Since the beginning of agriculture (about 12,000 years ago), humans have tried to improve the plants they cultivated – whether to increase size, yield, appearance, taste, or disease resistance. As a result, many of the fruits and vegetables we eat today look nothing like their ancestors!
Here are 5 fruits that have evolved for the better…and for the worse – in a very visible way.
The original corn is miniscule! It comes from a plant that grows in the plains of Mexico, and it’s taken researchers quite some time to verify that this plant is indeed the ancestor of our current big corn.

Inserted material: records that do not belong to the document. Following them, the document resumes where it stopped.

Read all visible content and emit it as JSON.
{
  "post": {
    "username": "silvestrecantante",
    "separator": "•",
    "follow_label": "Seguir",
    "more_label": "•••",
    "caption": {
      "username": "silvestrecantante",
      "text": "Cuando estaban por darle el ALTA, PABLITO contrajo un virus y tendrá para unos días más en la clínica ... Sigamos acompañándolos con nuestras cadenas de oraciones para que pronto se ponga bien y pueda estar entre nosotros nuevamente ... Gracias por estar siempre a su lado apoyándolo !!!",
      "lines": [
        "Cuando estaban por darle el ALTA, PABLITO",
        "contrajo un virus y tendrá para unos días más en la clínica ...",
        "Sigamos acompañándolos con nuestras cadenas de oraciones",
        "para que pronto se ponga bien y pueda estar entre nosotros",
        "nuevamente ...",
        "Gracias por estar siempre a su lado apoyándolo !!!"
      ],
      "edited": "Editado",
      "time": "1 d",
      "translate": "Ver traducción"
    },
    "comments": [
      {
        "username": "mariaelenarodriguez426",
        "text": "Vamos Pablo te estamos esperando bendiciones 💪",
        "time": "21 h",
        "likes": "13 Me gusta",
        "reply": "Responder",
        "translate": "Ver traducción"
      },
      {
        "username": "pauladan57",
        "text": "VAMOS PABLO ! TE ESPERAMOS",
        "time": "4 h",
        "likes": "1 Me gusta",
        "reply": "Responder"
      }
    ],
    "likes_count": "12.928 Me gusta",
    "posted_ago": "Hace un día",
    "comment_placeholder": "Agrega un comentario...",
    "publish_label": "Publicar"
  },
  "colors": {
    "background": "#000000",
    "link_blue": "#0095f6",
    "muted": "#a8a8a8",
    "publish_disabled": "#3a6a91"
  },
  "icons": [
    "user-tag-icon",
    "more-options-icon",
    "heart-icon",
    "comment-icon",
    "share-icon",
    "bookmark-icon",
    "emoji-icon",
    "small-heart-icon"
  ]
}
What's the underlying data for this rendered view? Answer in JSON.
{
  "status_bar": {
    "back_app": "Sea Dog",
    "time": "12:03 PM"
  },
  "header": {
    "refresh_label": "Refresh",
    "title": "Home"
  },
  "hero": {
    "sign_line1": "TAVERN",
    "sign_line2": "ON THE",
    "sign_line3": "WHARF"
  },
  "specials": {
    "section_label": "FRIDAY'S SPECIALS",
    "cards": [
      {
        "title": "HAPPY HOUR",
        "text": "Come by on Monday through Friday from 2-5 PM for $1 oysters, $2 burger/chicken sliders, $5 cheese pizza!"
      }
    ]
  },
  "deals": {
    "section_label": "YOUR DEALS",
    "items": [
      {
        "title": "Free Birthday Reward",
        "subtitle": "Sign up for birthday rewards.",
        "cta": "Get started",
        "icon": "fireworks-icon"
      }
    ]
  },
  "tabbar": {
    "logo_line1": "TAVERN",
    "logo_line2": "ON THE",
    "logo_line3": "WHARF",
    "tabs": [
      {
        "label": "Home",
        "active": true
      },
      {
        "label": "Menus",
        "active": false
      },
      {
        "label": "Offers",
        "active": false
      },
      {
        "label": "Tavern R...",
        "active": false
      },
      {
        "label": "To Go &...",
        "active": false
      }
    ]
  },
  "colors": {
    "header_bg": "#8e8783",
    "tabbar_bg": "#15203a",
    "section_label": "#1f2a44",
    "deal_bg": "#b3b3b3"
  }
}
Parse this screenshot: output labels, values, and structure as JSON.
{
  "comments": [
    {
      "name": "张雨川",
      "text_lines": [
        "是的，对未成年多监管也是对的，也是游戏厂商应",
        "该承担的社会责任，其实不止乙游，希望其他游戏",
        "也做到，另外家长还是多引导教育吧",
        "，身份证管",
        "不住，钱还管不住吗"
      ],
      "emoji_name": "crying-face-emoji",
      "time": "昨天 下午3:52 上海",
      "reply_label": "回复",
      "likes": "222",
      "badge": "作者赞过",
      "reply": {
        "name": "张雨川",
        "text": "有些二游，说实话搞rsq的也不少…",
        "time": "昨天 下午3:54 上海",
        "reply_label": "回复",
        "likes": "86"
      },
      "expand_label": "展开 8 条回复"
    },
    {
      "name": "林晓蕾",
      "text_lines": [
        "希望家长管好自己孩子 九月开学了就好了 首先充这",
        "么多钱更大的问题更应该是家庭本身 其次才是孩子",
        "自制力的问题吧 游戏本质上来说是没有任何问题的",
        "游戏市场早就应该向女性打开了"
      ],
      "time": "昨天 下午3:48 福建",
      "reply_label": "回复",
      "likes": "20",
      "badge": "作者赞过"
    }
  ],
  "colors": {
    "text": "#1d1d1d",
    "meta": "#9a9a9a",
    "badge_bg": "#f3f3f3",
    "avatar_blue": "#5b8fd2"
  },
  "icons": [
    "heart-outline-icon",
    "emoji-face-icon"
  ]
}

Through hybridization (interbreeding of plants), the small teosinte (name of the parent plant) has grown to 1000 times larger than its original size…and 4 times sweeter!
Suggestion: buy organic corn, and look for ancient corn varieties available through some food cooperatives. This allows small South American farms to rehabilitate endangered corn species (which are often very colorful) through globalization and taste standardization.
The ancestor of today’s trendy avocado was very small – no more than 6cm wide – with a pit that took up almost all of the interior space (80%), a hard shell, and a rather bad-tasting flesh.
After a lot of manipulation, our avocado now has a soft skin that can be easily peeled, a tasty flesh, and a reduced kernel size. It takes 10 wild avocadoes to get the same amount of flesh found in a modern avocado!
Suggestion: favor organic and small avocados.
This one is going to shock you! Here’s what a wild peach looked like in ancient times! As you can see, it’s a far cry from the juicy peach we eat nowadays.
Back then, the pit took up more than a third of the fruit, the flesh had quite an average taste, and it was not very juicy.
After hundreds of years of crossbreeding (I am not talking about GMOs here), we have a fruit whose pit size has been greatly reduced from 34% of the fruit to less than 10% of the fruit.
As far as size goes, the new fruit is 64 times larger than its ancestor (which also speaks to the increase in our portion sizes!), and the fruit is 27% juicier.
Suggestion: buy your peaches at local farmers’ markets and look for ancient species which are bound to be organic (it’s rare that a producer of ancient species uses pesticides).
The name reveals its origins: also called “aubergine” in French which comes from the Arabic “al-bâdinjân”, meaning “egg plant”. Why? Because the ancestor of this long purple fruit we know today was actually white and shaped like an egg, with a little green cap!
Due to crossbreeding in China and India, the fruit has evolved to have more flesh and a better taste. The parent plant of the eggplant was so bitter that it was actually only used for medicinal purposes. Only much later, once the aftertaste had been corrected, did the eggplant return to our diet in Asia and the Mediterranean region.
Suggestion: favor small eggplants (more taste) and try the Asian species which come in different colors and surprising shapes. Purchasing diverse products encourages farmers to produce more choices!
From a botanical point of view, strawberries are not even berries! The strawberry is called an “aggregate fruit”; by definition a berry is a fruit that carries its seeds inside, which is not the case of the strawberry. The small seed-like bits on the surface of the strawberries are called “achenes”, and are in fact microscopic fruits that themselves contain the actual strawberry seeds!
The strawberry is one of the few fruits that has deteriorated through manipulation and crossbreeding. We went from the very tasty wild strawberry – though with a low yield and no resistance to disease and conservation – to a large and rather tasteless fruit.
And how did we get here? Thanks to a French spy who was on a mission to Chile and brought back seedlings of large white strawberries. These were crossbred with wild strawberries and thus was born the fruit as you know it.
Suggestion: choose wild strawberries when they are in season, avoid large tasteless strawberries, and choose ancient species.
Now you know a little more about the ancestors of some common fruits and vegetables and the fascinating story of their evolution. But I’ve got to leave you with one more fact that will blow your mind: the banana is actually a berry, and I’m not joking!
To your health,
Your LeBootCamp Coach